Other significant events of the decade included in the song are the moon landings by the Apollo program and the dominance of The Beatles in popular culture. Many critics and fans alike consider the song to be his magnum opus, primarily due to its cryptic composition.

27.“Hilary Duff by “Mr. James Dean” by Hilary Duff

The last song in this list about James Dean is about James Dean himself, by none other than the legend Hillary Duff. I guess we can say that James Dean will always be a prominent figure in most songs about blue eyes. With Dean setting the bar high ever since his period of prominence, Duff emphasizes in the song that no one will ever be like him. She even went on to stress that anyone who tries hard to mimic him should stop. This scenario further cements the legacy and impact of the blue-eyed legend on the global community. We couldn’t agree more, Hillary!

28.“Ocean Eyes” by Billie Eilish

While the 7-time Grammy winner uses the color of the ocean to describe the eyes, we’re pretty sure that oceans are commonly blue. The song’s message is direct, with Eilish comparing her attraction to a person to the complexities of the ocean.

In the track, she talks about the depth she has fallen for the individual, emphasizing how her significant other’s eyes deepen her attraction. Its accompanying musical production is based mainly on contemporary lyrical dance.
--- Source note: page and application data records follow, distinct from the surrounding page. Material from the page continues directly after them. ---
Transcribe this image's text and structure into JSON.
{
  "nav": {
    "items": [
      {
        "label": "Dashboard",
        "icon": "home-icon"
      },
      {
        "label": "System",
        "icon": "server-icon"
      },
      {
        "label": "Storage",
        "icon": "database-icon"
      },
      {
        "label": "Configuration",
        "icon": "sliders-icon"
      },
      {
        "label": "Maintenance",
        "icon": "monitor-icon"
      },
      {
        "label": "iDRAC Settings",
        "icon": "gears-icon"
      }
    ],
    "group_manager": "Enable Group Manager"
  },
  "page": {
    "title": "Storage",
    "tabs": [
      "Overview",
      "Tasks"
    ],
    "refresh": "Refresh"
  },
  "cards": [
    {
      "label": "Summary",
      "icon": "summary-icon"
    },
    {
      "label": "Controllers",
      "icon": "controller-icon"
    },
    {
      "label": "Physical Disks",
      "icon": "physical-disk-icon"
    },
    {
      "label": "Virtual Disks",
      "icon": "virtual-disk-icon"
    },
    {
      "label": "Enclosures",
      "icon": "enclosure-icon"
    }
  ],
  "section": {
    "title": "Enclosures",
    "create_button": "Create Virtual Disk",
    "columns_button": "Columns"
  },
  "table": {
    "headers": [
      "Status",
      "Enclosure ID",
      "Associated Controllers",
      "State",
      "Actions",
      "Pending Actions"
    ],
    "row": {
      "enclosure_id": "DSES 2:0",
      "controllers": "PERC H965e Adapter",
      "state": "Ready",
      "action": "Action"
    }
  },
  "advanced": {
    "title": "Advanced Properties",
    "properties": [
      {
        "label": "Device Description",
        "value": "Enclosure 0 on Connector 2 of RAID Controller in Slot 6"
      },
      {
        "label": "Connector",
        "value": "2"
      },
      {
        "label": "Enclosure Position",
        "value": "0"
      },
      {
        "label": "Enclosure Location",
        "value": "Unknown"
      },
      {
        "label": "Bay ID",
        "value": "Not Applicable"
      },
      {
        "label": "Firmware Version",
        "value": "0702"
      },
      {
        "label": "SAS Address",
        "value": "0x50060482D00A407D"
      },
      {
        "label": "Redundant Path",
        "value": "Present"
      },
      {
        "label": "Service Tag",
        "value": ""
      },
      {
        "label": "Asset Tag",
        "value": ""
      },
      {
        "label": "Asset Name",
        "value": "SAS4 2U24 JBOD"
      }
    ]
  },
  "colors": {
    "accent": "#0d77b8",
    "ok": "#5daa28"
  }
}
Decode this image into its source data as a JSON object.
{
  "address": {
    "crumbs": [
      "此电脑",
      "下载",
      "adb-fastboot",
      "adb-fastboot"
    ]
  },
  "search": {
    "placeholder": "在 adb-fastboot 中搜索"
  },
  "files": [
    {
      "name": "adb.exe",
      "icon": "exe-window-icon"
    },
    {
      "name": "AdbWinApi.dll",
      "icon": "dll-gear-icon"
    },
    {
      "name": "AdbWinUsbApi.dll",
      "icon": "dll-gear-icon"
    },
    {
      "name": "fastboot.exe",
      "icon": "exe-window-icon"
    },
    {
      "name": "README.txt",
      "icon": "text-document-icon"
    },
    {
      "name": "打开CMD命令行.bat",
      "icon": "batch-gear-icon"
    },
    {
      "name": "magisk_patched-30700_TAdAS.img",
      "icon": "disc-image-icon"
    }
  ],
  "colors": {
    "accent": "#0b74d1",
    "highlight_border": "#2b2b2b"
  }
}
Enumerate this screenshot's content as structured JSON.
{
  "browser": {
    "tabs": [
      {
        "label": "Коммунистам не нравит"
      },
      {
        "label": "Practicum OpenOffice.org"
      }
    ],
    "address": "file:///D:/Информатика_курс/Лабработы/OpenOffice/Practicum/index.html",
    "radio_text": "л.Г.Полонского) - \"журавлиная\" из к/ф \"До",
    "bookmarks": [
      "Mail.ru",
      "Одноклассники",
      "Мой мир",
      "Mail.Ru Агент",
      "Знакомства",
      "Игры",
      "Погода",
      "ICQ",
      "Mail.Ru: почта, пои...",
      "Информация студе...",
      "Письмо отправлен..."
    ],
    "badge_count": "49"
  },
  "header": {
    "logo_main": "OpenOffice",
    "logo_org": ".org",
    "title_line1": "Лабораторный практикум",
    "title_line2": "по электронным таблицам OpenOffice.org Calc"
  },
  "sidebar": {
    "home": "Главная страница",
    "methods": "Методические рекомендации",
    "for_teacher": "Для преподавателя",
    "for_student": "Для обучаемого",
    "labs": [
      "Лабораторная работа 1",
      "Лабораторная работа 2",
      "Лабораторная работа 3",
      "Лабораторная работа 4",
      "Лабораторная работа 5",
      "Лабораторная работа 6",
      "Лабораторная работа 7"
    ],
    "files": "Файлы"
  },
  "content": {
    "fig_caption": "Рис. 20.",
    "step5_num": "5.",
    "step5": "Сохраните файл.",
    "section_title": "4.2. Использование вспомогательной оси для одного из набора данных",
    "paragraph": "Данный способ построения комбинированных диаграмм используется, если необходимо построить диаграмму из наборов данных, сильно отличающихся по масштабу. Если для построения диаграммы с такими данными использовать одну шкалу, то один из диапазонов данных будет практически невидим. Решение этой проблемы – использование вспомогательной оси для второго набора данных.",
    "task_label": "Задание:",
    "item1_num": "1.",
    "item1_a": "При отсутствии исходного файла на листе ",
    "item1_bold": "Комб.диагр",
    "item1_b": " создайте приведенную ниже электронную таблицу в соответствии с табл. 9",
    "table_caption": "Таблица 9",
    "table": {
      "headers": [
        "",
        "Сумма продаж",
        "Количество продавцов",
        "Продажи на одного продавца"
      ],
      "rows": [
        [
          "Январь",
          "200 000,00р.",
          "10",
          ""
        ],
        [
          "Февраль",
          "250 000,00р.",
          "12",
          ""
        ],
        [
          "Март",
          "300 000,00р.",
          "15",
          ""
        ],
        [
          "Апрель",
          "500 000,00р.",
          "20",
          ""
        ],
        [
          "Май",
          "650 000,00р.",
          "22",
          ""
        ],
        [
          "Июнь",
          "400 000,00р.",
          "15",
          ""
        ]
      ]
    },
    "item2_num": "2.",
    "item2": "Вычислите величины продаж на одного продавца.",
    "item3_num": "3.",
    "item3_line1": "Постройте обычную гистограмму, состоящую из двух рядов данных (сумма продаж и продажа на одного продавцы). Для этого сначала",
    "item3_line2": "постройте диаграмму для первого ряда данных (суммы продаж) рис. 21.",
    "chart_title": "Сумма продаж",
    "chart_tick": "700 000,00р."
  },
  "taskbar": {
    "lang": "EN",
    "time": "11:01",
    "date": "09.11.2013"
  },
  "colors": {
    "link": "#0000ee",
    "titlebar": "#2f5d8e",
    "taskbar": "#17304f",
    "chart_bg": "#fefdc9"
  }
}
29.“Music to My Eyes” by Lady Gaga and Bradley Cooper

Also included in 2018’s A Star Is Born original soundtrack, “Music to My Eyes” is another direct reference to Ally’s admiration for the blue-eyed rockstar, Jackson Maine. Lyrically, the track references music, through a metaphor, for searching far and wide for great love and wanting to fall deep with them.

This is greatly important in enriching the film’s narrative for their love for music, with performing as the characters’ common ground together. Unlike the solo cut “Always,” “Music” is a collaboration between the two actors, with opposite voices complementing together.

30.“Behind Blue Eyes” by The Who

As the final entry in this list of songs about blue eyes, let’s have this song about Jumbo. “But who is Jumbo?” you ask. Well, Jumbo is a character created by The Who for their aborted project Lifehouse. Singing from the first-person view of Jumbo, who was characterized by being full of angst most of the time due to the social and environmental pressure and temptation he receives.

The protagonist feels that he was being forced into a perception of being a villain, while he thinks that he was always a good guy. Praises for the song, particularly for its rock opera production, fitting to the narrative!

In Conclusion

While the full list of songs about blue eyes, James Dean, or anything in between goes on and on, it’s refreshing to see a diverse discography under the theme. It shows that music can be expressed beyond love for many different reasons. Music can also communicate betrayal, grief, celebrations, and even one’s political stand.

It’s more astonishing that the concept of “blue eyes” has been used to demonstrate these messages to the people, a fraction of a million reasons that prove that music is indeed universal.